### Data to examine:
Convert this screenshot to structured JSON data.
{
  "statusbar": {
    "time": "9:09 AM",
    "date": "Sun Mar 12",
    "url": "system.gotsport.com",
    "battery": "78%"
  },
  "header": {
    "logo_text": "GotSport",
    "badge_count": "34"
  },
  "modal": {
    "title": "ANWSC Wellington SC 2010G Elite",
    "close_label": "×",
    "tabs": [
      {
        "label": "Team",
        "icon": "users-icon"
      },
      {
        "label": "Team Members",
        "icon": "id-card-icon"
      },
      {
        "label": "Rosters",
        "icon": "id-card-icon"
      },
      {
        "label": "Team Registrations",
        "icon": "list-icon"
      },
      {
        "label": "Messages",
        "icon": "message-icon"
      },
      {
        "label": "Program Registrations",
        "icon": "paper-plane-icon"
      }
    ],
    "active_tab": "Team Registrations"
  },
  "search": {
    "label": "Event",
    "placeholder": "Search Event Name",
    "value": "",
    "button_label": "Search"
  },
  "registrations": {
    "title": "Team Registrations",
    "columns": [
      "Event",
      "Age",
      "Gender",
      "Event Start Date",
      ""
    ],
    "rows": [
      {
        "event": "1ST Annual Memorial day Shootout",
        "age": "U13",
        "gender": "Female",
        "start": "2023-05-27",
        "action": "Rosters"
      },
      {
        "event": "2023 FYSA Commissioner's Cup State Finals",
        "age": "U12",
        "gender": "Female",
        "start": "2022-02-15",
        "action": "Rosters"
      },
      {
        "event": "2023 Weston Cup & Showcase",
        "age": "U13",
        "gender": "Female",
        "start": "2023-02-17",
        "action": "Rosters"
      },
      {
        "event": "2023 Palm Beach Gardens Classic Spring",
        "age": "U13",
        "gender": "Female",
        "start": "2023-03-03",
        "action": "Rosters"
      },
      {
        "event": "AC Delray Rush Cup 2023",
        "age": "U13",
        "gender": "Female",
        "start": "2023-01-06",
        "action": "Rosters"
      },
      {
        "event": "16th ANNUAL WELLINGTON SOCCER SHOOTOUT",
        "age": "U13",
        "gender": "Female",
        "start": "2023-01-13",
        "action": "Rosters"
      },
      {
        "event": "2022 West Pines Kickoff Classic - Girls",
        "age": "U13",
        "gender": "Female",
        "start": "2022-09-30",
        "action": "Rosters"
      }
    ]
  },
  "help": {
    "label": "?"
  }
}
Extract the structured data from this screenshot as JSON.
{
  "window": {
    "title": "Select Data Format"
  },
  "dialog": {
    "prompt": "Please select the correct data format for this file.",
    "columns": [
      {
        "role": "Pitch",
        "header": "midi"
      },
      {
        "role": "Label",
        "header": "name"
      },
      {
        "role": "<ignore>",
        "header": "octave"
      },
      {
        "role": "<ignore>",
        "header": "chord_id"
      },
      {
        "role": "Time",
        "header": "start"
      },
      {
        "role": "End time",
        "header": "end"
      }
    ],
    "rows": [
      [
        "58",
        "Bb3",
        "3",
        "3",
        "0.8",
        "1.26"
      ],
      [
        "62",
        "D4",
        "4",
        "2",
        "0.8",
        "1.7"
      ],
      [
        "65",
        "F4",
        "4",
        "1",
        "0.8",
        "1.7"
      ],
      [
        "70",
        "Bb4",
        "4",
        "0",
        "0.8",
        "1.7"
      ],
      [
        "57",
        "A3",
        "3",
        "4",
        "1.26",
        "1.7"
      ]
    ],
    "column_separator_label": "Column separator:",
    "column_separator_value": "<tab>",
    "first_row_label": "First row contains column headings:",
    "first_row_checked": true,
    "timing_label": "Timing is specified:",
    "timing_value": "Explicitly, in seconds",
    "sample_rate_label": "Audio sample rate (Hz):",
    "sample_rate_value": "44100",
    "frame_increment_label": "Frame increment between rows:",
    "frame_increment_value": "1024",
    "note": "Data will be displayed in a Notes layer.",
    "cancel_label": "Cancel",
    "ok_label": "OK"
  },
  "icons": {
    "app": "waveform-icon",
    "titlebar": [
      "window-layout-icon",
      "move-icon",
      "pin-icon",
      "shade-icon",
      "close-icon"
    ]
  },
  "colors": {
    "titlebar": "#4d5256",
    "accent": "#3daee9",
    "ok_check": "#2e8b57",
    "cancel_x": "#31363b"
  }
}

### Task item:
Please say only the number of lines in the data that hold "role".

### Task solution:
6